A MOVING INTERPLAY. WHY STABILITY AND MOBILITY ARE NOT A MATTER OF COURSE.
Mostly we don’t think about it; walking upright, bending and stretching are all a matter of course for us. Thanks to the healthy harmony of 24 free vertebrae, sacrum and coccyx, 23 discs, 133 joints, 143 muscles and 224 ligaments. Various causes can disrupt this interplay and give rise to deformities or degenerative diseases. In my clinic I treat both congenital spinal diseases as well as those acquired over time by wear and tear or stress.
OVERVIEW OF DEGENERATIVE
DISEASES OF THE SPINE
OF THE SPINE
Traffic accidents and serious falls, but also reduced bone quality due to osteoporosis, can be the case for the fracture of one or several vertebrae. With osteoporosis, even a coughing fit or a small stumble can result in the fracture of a spine component. It is very important in this case to get a rapid diagnosis.
ON THE SPINE
So-called spinal tumours can occur on the bone and on the nerves – as benign or malignant tumours. In the case of benign tumours, symptoms can range from localised pain to to limited mobility and instability of the spine and even to neurological disturbances. Fever, swelling of the lymph nodes, night sweats and lethargy can be signs of a malignant tumour.
As an experienced specialist in spinal surgery, I accompany my tumour patients from the initial diagnosis diagnosis through consultation on options for treatment to operation, follow-up care and rehabilitation.
OF THE SPINE
Generally these are the results of an undetected sepsis, but infection of the spine – caused by penetrating bacteria – can come about due to injuries or operations. There is for example a particular risk for patients with diabetes or kidney insufficiency, with chronic alcohol or drug abuse or with long-term treatment with cortisone or cytostatics. The inflammation processes caused by the infection can lead to localised destruction of the spine, causing the formation of kinks and if left untreated for too long even to paralysis. At first, the symptoms are very non-specific:

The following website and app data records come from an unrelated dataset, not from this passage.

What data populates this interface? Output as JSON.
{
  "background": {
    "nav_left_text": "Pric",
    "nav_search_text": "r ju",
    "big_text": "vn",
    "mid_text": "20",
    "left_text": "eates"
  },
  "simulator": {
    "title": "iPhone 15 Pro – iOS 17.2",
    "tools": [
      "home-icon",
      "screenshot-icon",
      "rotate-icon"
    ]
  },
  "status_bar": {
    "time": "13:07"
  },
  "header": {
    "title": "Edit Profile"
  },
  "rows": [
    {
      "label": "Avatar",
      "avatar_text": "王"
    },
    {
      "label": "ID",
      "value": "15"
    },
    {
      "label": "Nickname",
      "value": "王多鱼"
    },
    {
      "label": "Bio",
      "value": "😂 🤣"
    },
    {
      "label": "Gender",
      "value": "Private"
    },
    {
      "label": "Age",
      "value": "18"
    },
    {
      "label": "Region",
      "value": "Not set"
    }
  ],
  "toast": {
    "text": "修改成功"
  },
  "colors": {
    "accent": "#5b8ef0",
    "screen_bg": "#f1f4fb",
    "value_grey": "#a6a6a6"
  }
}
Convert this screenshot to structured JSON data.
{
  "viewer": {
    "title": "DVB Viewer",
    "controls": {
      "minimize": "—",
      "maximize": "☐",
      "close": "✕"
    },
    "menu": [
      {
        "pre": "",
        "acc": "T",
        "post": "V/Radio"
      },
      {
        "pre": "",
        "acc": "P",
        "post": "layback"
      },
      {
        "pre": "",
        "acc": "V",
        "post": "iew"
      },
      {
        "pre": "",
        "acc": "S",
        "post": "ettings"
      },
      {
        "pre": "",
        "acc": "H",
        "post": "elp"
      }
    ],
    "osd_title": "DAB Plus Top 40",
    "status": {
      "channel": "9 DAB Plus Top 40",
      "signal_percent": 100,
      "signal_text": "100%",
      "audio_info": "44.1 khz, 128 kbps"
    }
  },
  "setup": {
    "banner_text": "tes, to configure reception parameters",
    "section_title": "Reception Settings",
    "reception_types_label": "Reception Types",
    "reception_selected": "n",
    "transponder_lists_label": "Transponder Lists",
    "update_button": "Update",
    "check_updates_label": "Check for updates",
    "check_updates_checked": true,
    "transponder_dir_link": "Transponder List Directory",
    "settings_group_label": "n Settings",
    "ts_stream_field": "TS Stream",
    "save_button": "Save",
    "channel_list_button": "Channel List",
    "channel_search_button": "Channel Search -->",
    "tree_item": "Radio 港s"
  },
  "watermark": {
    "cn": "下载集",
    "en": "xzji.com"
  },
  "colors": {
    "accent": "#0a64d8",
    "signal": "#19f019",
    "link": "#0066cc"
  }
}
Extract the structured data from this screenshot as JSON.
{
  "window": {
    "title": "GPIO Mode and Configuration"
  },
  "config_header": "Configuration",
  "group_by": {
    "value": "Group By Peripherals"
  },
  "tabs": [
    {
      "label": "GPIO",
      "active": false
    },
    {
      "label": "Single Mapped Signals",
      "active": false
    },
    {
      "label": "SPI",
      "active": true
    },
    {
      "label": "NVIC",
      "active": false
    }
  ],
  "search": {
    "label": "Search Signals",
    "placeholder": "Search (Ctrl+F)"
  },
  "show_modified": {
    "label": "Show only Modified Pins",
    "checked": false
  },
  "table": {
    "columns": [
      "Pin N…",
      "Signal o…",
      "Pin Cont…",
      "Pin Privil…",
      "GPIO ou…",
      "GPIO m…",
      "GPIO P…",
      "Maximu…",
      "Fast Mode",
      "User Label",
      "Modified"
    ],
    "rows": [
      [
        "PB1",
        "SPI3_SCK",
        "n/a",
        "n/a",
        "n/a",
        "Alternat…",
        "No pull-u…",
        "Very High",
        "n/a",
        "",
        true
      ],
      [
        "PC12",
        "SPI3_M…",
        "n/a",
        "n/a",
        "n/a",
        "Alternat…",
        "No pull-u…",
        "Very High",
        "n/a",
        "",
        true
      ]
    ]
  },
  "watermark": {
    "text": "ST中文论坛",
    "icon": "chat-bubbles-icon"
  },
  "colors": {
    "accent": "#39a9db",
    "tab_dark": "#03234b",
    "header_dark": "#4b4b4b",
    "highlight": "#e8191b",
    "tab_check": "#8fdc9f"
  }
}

- Deep-seated backache, independent of stress
- Generally feeling unwell, with fever or shivering
- Poor performance